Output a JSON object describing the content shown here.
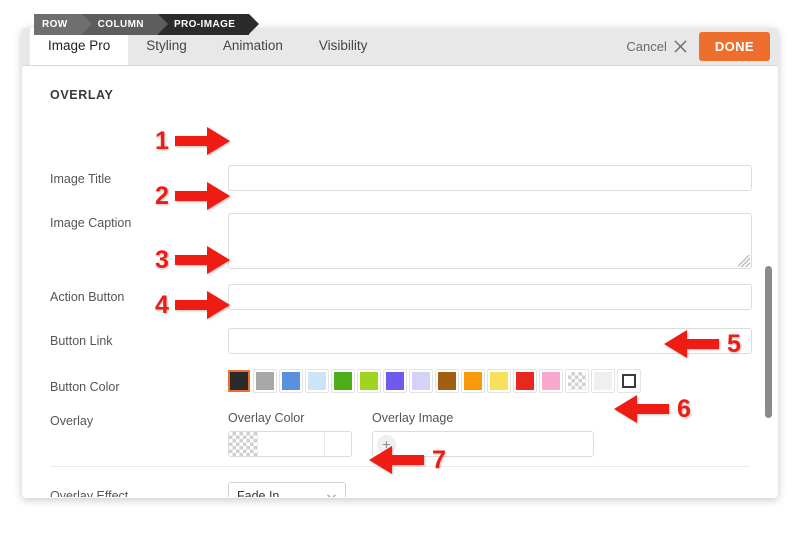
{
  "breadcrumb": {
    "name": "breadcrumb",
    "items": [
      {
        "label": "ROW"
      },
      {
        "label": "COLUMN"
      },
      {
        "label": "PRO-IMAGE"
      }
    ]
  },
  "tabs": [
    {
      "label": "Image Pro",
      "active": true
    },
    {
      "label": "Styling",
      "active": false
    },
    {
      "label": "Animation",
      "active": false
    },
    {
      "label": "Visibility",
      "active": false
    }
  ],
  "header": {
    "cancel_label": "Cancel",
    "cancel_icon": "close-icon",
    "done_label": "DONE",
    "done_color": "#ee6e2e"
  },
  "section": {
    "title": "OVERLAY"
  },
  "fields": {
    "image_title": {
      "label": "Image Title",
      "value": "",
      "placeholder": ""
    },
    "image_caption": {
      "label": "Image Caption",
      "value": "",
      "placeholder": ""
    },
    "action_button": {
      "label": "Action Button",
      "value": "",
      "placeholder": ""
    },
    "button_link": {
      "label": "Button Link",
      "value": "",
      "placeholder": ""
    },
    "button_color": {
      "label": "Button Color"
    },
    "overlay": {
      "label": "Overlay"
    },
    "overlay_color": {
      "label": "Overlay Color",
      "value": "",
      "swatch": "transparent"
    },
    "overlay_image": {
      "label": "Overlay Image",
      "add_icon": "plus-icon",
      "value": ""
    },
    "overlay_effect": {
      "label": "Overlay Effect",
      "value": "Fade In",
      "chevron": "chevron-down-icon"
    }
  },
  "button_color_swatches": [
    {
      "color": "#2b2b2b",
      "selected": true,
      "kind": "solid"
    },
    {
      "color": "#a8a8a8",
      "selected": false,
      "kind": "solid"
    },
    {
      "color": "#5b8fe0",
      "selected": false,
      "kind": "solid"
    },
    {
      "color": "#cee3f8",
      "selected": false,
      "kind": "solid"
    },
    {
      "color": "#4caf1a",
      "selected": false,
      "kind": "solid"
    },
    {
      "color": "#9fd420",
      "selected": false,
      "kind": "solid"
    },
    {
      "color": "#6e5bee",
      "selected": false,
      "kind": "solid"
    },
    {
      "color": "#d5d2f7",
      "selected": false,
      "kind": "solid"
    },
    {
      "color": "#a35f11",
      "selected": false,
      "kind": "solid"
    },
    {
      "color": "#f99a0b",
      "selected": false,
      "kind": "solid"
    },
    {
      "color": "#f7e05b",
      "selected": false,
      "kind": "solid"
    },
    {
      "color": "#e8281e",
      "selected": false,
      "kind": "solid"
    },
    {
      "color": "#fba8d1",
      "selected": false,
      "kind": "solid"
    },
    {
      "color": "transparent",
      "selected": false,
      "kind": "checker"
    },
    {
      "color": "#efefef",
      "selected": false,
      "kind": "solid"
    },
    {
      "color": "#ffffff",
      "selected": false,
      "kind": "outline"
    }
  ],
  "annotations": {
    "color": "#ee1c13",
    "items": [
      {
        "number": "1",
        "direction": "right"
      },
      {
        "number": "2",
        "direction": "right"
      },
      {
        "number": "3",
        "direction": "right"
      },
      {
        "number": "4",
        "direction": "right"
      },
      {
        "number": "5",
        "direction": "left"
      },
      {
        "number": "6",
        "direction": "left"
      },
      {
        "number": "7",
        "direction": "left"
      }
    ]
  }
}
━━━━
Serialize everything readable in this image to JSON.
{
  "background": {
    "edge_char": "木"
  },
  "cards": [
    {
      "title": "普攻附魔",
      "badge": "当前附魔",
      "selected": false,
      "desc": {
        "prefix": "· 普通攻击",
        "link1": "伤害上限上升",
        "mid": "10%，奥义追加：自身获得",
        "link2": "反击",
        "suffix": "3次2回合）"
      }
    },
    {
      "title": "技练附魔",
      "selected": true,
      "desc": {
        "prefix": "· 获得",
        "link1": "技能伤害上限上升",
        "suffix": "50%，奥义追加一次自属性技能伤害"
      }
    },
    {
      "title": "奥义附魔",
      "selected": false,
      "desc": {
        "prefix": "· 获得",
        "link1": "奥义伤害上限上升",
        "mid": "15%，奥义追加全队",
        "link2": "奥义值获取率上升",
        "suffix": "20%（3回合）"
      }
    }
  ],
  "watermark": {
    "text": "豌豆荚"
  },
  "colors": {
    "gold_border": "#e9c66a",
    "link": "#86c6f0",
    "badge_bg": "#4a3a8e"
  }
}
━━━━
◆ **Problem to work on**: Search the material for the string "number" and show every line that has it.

◆ **Answer to this exercise**:
        "number": "1",
        "number": "2",
        "number": "3",
        "number": "4",
        "number": "5",
        "number": "6",
        "number": "7",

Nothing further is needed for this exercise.